This is coming at a time Morocco and Nigeria signed a joint declaration in Rabat, laying out the next steps for the completion of a gas pipeline deal that will be built onshore and offshore.
The export plan comprised 48 cargoes, compared with 60 cargoes and a daily rate of 1.796 million bpd in June, due, in part, to an outage on the Bonny Light stream, which has been under force majeure for a month.
July’s export plan also includes four cargoes of Akpo condensate with 123,000 bpd, compared with four cargoes in June with 133,000 bpd.
The export plans showed one extra cargo of Agbami than in June, as well as one more Bonga and an extra Qua Iboe.
It also shows three fewer Forcados and one fewer Escravos. A number of smaller streams showed no cargoes would load in July.
Nigerian oil export plans are prone to revisions and delays, with cargoes frequently pushed from one month to the next.

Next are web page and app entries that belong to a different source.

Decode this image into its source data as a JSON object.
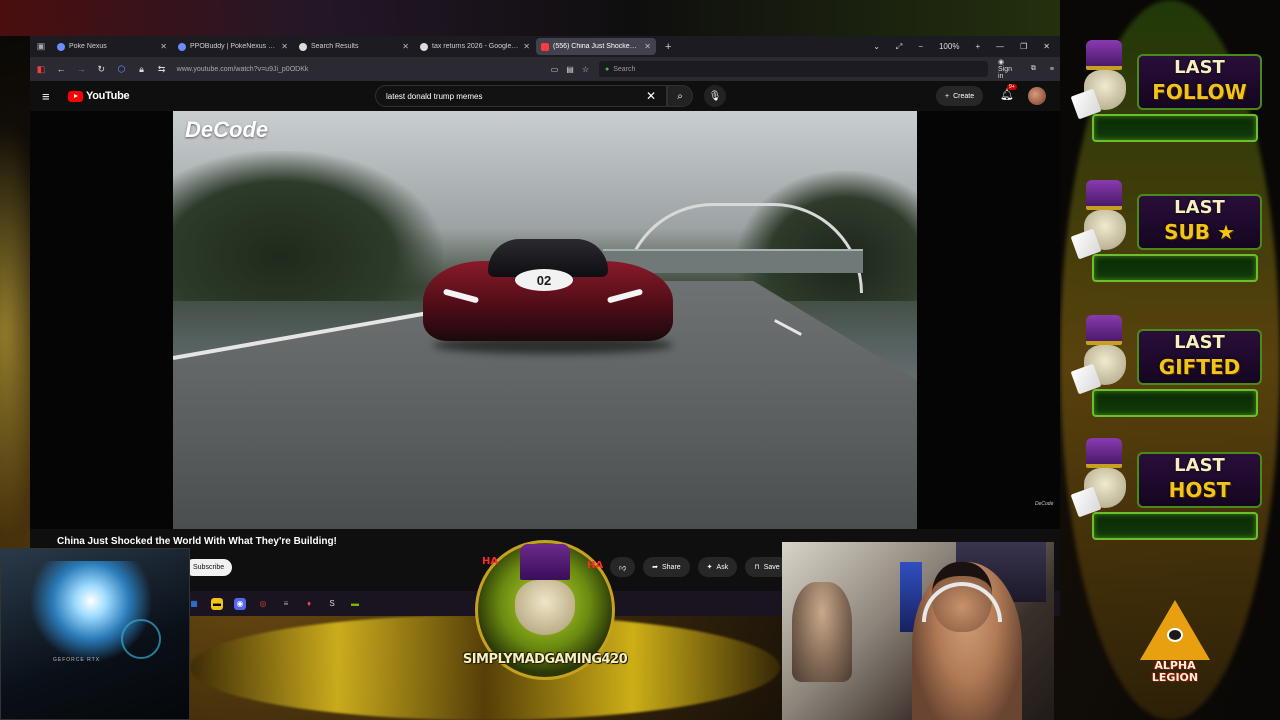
{
  "browser": {
    "tabs": [
      {
        "label": "Poke Nexus",
        "active": false
      },
      {
        "label": "PPOBuddy | PokeNexus Databa",
        "active": false
      },
      {
        "label": "Search Results",
        "active": false
      },
      {
        "label": "tax returns 2026 - Google Searc",
        "active": false
      },
      {
        "label": "(556) China Just Shocked th",
        "active": true
      }
    ],
    "zoom": "100%",
    "url": "www.youtube.com/watch?v=u9Ji_p0ODKk",
    "search_placeholder": "Search",
    "sign_in": "Sign in"
  },
  "youtube": {
    "logo": "YouTube",
    "search_query": "latest donald trump memes",
    "create_label": "Create",
    "notifications_badge": "9+",
    "video": {
      "watermark": "DeCode",
      "watermark_small": "DeCode",
      "car_number": "02",
      "title": "China Just Shocked the World With What They're Building!"
    },
    "subscribe_label": "Subscribe",
    "actions": {
      "share": "Share",
      "ask": "Ask",
      "save": "Save"
    }
  },
  "overlays": {
    "pc_cam_label": "GEFORCE RTX",
    "channel_badge": "SIMPLYMADGAMING420",
    "ha_left": "HA",
    "ha_right": "HA",
    "legion_line1": "ALPHA",
    "legion_line2": "LEGION"
  },
  "alerts": [
    {
      "line1": "LAST",
      "line2": "FOLLOW",
      "icon": "cursor-icon"
    },
    {
      "line1": "LAST",
      "line2": "SUB",
      "icon": "star-icon"
    },
    {
      "line1": "LAST",
      "line2": "GIFTED",
      "icon": "gift-icon"
    },
    {
      "line1": "LAST",
      "line2": "HOST",
      "icon": "host-icon"
    }
  ],
  "colors": {
    "yt_red": "#ff0000",
    "alert_gold": "#f2c41a",
    "alert_green": "#6ac02a"
  }
}
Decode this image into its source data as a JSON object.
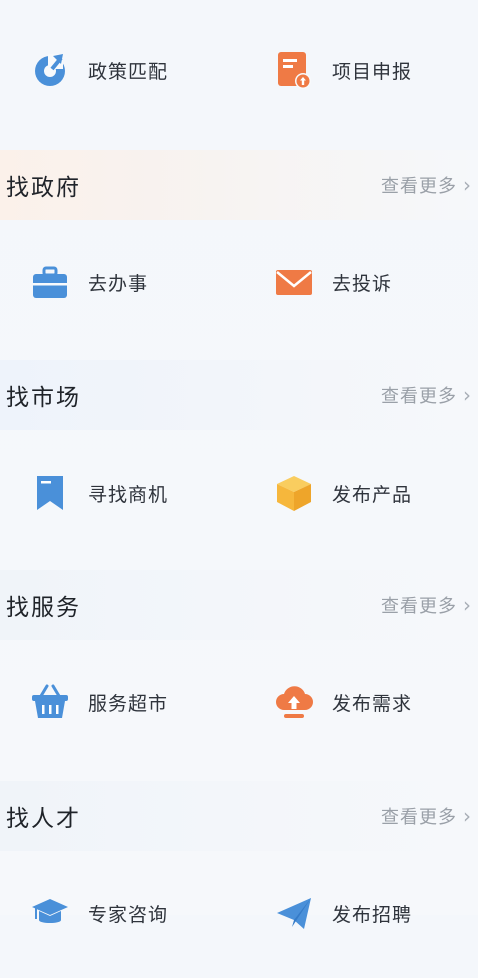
{
  "top_row": {
    "left_label": "政策匹配",
    "right_label": "项目申报"
  },
  "sections": [
    {
      "title": "找政府",
      "more": "查看更多",
      "items": [
        {
          "label": "去办事"
        },
        {
          "label": "去投诉"
        }
      ]
    },
    {
      "title": "找市场",
      "more": "查看更多",
      "items": [
        {
          "label": "寻找商机"
        },
        {
          "label": "发布产品"
        }
      ]
    },
    {
      "title": "找服务",
      "more": "查看更多",
      "items": [
        {
          "label": "服务超市"
        },
        {
          "label": "发布需求"
        }
      ]
    },
    {
      "title": "找人才",
      "more": "查看更多",
      "items": [
        {
          "label": "专家咨询"
        },
        {
          "label": "发布招聘"
        }
      ]
    }
  ],
  "colors": {
    "blue": "#4a90d9",
    "orange": "#ef7a45",
    "yellow": "#f6b73c"
  }
}
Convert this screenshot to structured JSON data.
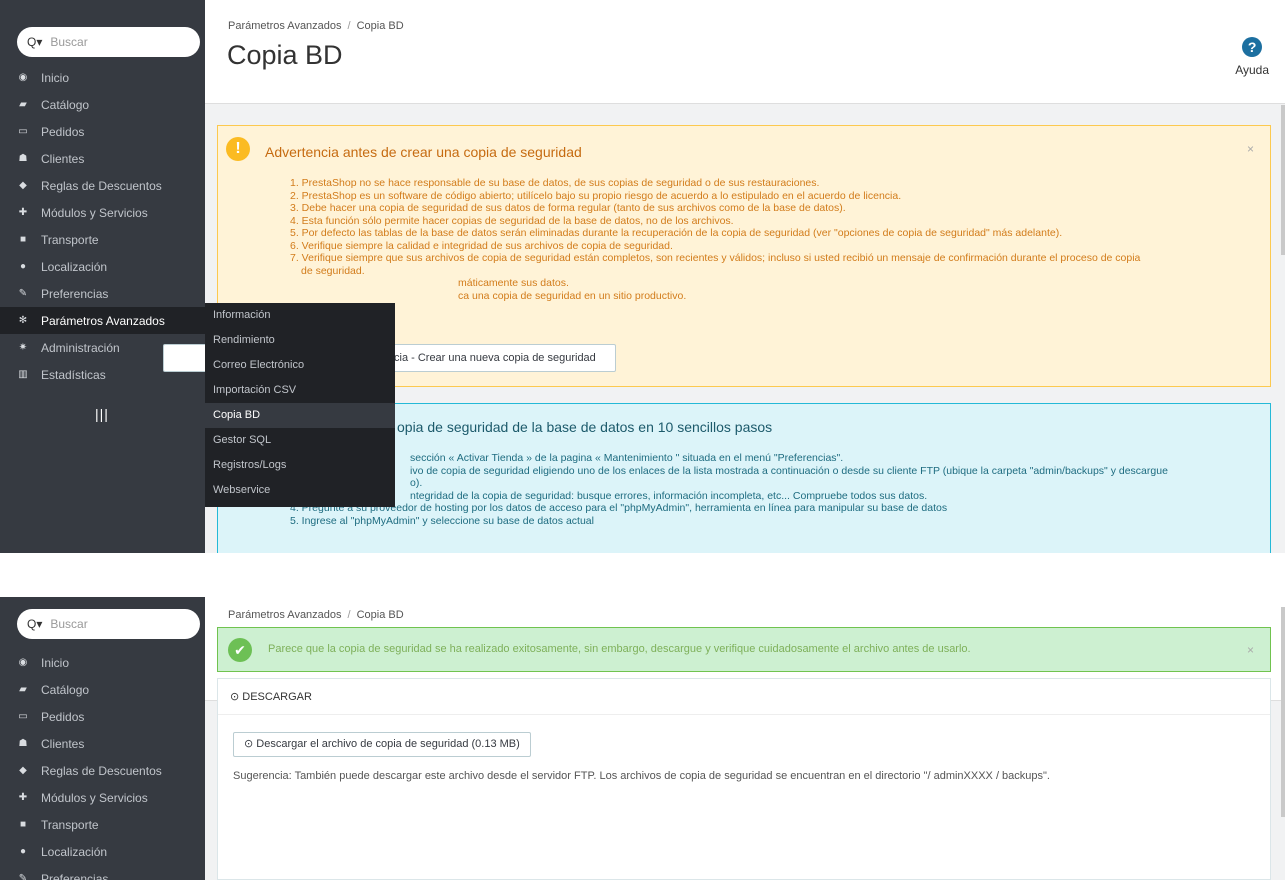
{
  "search": {
    "placeholder": "Buscar"
  },
  "nav": [
    {
      "label": "Inicio",
      "icon": "dashboard-icon"
    },
    {
      "label": "Catálogo",
      "icon": "book-icon"
    },
    {
      "label": "Pedidos",
      "icon": "credit-card-icon"
    },
    {
      "label": "Clientes",
      "icon": "users-icon"
    },
    {
      "label": "Reglas de Descuentos",
      "icon": "tag-icon"
    },
    {
      "label": "Módulos y Servicios",
      "icon": "puzzle-icon"
    },
    {
      "label": "Transporte",
      "icon": "truck-icon"
    },
    {
      "label": "Localización",
      "icon": "globe-icon"
    },
    {
      "label": "Preferencias",
      "icon": "wrench-icon"
    },
    {
      "label": "Parámetros Avanzados",
      "icon": "cogs-icon"
    },
    {
      "label": "Administración",
      "icon": "cog-icon"
    },
    {
      "label": "Estadísticas",
      "icon": "bar-chart-icon"
    }
  ],
  "header": {
    "breadcrumb_parent": "Parámetros Avanzados",
    "breadcrumb_sep": "/",
    "breadcrumb_current": "Copia BD",
    "title": "Copia BD",
    "help_label": "Ayuda"
  },
  "warning": {
    "title": "Advertencia antes de crear una copia de seguridad",
    "items": [
      "1. PrestaShop no se hace responsable de su base de datos, de sus copias de seguridad o de sus restauraciones.",
      "2. PrestaShop es un software de código abierto; utilícelo bajo su propio riesgo de acuerdo a lo estipulado en el acuerdo de licencia.",
      "3. Debe hacer una copia de seguridad de sus datos de forma regular (tanto de sus archivos como de la base de datos).",
      "4. Esta función sólo permite hacer copias de seguridad de la base de datos, no de los archivos.",
      "5. Por defecto las tablas de la base de datos serán eliminadas durante la recuperación de la copia de seguridad (ver \"opciones de copia de seguridad\" más adelante).",
      "6. Verifique siempre la calidad e integridad de sus archivos de copia de seguridad.",
      "7. Verifique siempre que sus archivos de copia de seguridad están completos, son recientes y válidos; incluso si usted recibió un mensaje de confirmación durante el proceso de copia",
      "de seguridad.",
      "máticamente sus datos.",
      "ca una copia de seguridad en un sitio productivo."
    ],
    "button": "cia - Crear una nueva copia de seguridad"
  },
  "info": {
    "title": "opia de seguridad de la base de datos en 10 sencillos pasos",
    "items": [
      "sección « Activar Tienda » de la pagina « Mantenimiento \" situada en el menú \"Preferencias\".",
      "ivo de copia de seguridad eligiendo uno de los enlaces de la lista mostrada a continuación o desde su cliente FTP (ubique la carpeta \"admin/backups\" y descargue",
      "o).",
      "ntegridad de la copia de seguridad: busque errores, información incompleta, etc... Compruebe todos sus datos.",
      "4. Pregunte a su proveedor de hosting por los datos de acceso para el \"phpMyAdmin\", herramienta en línea para manipular su base de datos",
      "5. Ingrese al \"phpMyAdmin\" y seleccione su base de datos actual"
    ]
  },
  "dropdown": [
    "Información",
    "Rendimiento",
    "Correo Electrónico",
    "Importación CSV",
    "Copia BD",
    "Gestor SQL",
    "Registros/Logs",
    "Webservice"
  ],
  "success": {
    "message": "Parece que la copia de seguridad se ha realizado exitosamente, sin embargo, descargue y verifique cuidadosamente el archivo antes de usarlo."
  },
  "download": {
    "heading": "DESCARGAR",
    "button": "Descargar el archivo de copia de seguridad (0.13 MB)",
    "tip": "Sugerencia: También puede descargar este archivo desde el servidor FTP. Los archivos de copia de seguridad se encuentran en el directorio \"/ adminXXXX / backups\"."
  },
  "colors": {
    "sidebar": "#363a41",
    "active": "#202226",
    "warning_bg": "#fff3d7",
    "info_bg": "#dcf4f9",
    "success_bg": "#cdf0d1"
  }
}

Meanwhile, Morocco and Nigeria last Sunday signed a joint declaration in Rabat, laying out the next steps for the completion of a gas pipeline deal that will be built onshore and offshore.
The two countries agreed to the pipeline in December 2016 and launched feasibility studies, ending with a plan to build the pipeline onshore and offshore.
“For economic, political, legal and security reasons, the choice was made on a combined onshore and offshore route,” Morocco’s National Office of Hydrocarbons and Mines (ONHYM) and the Nigerian National Petroleum Corporation (NNPC), the two authorities supervising the project said in the joint declaration.
“The pipeline will be 5,660 kilometres (3,516.96 miles) long and its CAPEX has been defined,” the declaration said, adding that construction will be in phases covering 25 years.
As a next step, Morocco and Nigeria will launch a front-end engineering design (Feed) to involve countries that will be crossed by the pipeline in the Economic Community of West African States (ECOWAS) and to determine the amount of gas available for export to European off-takers.
This phase also provides for assessing the financial cost and seeking funding from development banks, the joint declaration said.
Amaka E. Nliam